Overall the garden is producing lots of food even if it looks like a jungle trying to strangle itself. A lot of people have mentioned that their tomato plants did not do well this season. I suspect our success is due to my Uncle Sam's gardening strategy: raised garden, compost base, two phase fertilizing and Epsom salt.
The other night Christine and I made Salsa based on a recipe from the food network. We improvised because we couldn't bother to go out an get the stuff we were missing.
Paul & Christine's Salsa [Take 1]
3 large cloves garlic
1 garden fresh red hot chili pepper (NO SEEDS!)
1/2 cup chopped fresh parsley (lightly packed)
4 large garden fresh tomatoes (remove seeds & puree the rest)
1 teaspoon salt
1/3 cup diced Vidalia onion
Puree 3 tomatoes and strain out most of the really thin stuff. Keep the thicker material. Dice the red hot chili pepper very small and blend it in with the thicker tomato puree. Dice up everything else including the last tomato and mix it all together. Add more red hot chili pepper to taste.
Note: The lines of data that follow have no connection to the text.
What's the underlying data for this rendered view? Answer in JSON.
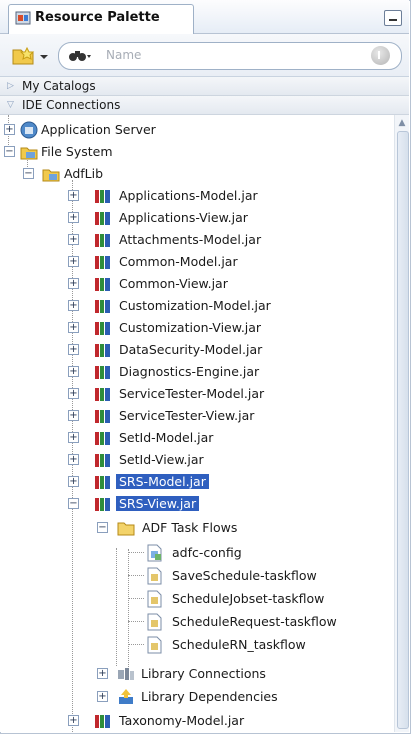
{
  "panel": {
    "title": "Resource Palette"
  },
  "search": {
    "placeholder": "Name"
  },
  "sections": {
    "my_catalogs": "My Catalogs",
    "ide_connections": "IDE Connections"
  },
  "tree": {
    "application_server": "Application Server",
    "file_system": "File System",
    "adflib": "AdfLib",
    "jars": [
      "Applications-Model.jar",
      "Applications-View.jar",
      "Attachments-Model.jar",
      "Common-Model.jar",
      "Common-View.jar",
      "Customization-Model.jar",
      "Customization-View.jar",
      "DataSecurity-Model.jar",
      "Diagnostics-Engine.jar",
      "ServiceTester-Model.jar",
      "ServiceTester-View.jar",
      "SetId-Model.jar",
      "SetId-View.jar",
      "SRS-Model.jar",
      "SRS-View.jar"
    ],
    "adf_task_flows": "ADF Task Flows",
    "task_flows": [
      "adfc-config",
      "SaveSchedule-taskflow",
      "ScheduleJobset-taskflow",
      "ScheduleRequest-taskflow",
      "ScheduleRN_taskflow"
    ],
    "library_connections": "Library Connections",
    "library_dependencies": "Library Dependencies",
    "last_jar": "Taxonomy-Model.jar"
  },
  "colors": {
    "selection": "#2f5fbf",
    "accent": "#b7c3d3"
  }
}
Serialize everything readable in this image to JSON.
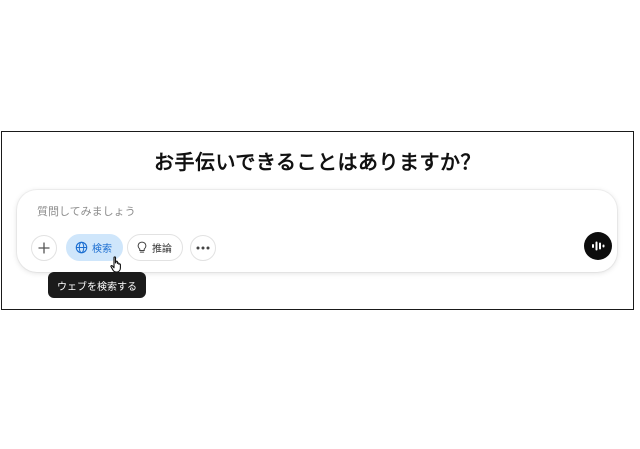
{
  "heading": "お手伝いできることはありますか？",
  "composer": {
    "placeholder": "質問してみましょう",
    "search_label": "検索",
    "reason_label": "推論",
    "tooltip": "ウェブを検索する"
  },
  "colors": {
    "search_active_bg": "#cfe6fb",
    "search_active_fg": "#1d6fd1",
    "voice_bg": "#0d0d0d"
  },
  "icons": [
    "plus-icon",
    "globe-icon",
    "lightbulb-icon",
    "ellipsis-icon",
    "voice-waveform-icon",
    "hand-pointer-cursor-icon"
  ]
}
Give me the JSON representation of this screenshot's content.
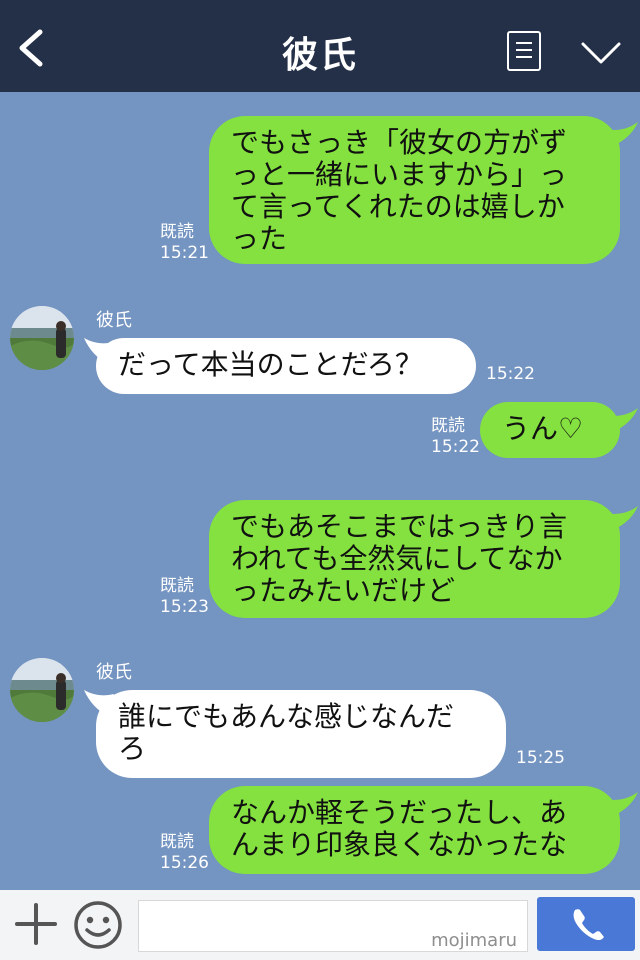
{
  "header": {
    "title": "彼氏",
    "icons": {
      "back": "chevron-left-icon",
      "menu": "menu-icon",
      "more": "chevron-down-icon"
    }
  },
  "contact": {
    "name": "彼氏"
  },
  "messages": [
    {
      "from": "me",
      "text": "でもさっき「彼女の方がずっと一緒にいますから」って言ってくれたのは嬉しかった",
      "lines": [
        "でもさっき「彼女の方がず",
        "っと一緒にいますから」っ",
        "て言ってくれたのは嬉しか",
        "った"
      ],
      "read": "既読",
      "time": "15:21"
    },
    {
      "from": "them",
      "sender": "彼氏",
      "text": "だって本当のことだろ？",
      "lines": [
        "だって本当のことだろ？"
      ],
      "time": "15:22"
    },
    {
      "from": "me",
      "text": "うん♡",
      "lines": [
        "うん♡"
      ],
      "read": "既読",
      "time": "15:22"
    },
    {
      "from": "me",
      "text": "でもあそこまではっきり言われても全然気にしてなかったみたいだけど",
      "lines": [
        "でもあそこまではっきり言",
        "われても全然気にしてなか",
        "ったみたいだけど"
      ],
      "read": "既読",
      "time": "15:23"
    },
    {
      "from": "them",
      "sender": "彼氏",
      "text": "誰にでもあんな感じなんだろ",
      "lines": [
        "誰にでもあんな感じなんだ",
        "ろ"
      ],
      "time": "15:25"
    },
    {
      "from": "me",
      "text": "なんか軽そうだったし、あんまり印象良くなかったな",
      "lines": [
        "なんか軽そうだったし、あ",
        "んまり印象良くなかったな"
      ],
      "read": "既読",
      "time": "15:26"
    }
  ],
  "input_bar": {
    "watermark": "mojimaru",
    "icons": {
      "add": "plus-icon",
      "emoji": "smiley-icon",
      "call": "phone-icon"
    }
  },
  "colors": {
    "header_bg": "#243048",
    "chat_bg": "#7494c1",
    "my_bubble": "#84e13f",
    "their_bubble": "#ffffff",
    "send_button": "#4a78d6"
  }
}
Th' followin' quote be translated into Pirate Speak fer th' purposes o' clear an' Sea dog like communication:
"Ye may be interested t' know that global warmin', earthquakes, hurricanes an' other natural disasters be a direct effect o' th' shrinkin' numbers o' sea dogs since th' 1800s. Fer yer interest, I be havin' included a graph o' th' approximate number o' sea dogs versus th' average global temperature o'er th' past 200 voyages. As ye can be seein', thar be a statistically significant inverse relationship between sea dogs an' global temperature."
- Excerpt from Bobby Henderson's open letter t' th' Kansas school board translated into Sea dog Speak.
As ye can be seein' one o' th' best way`s t' combat global climate change be t' talk like a seafarin' hearty.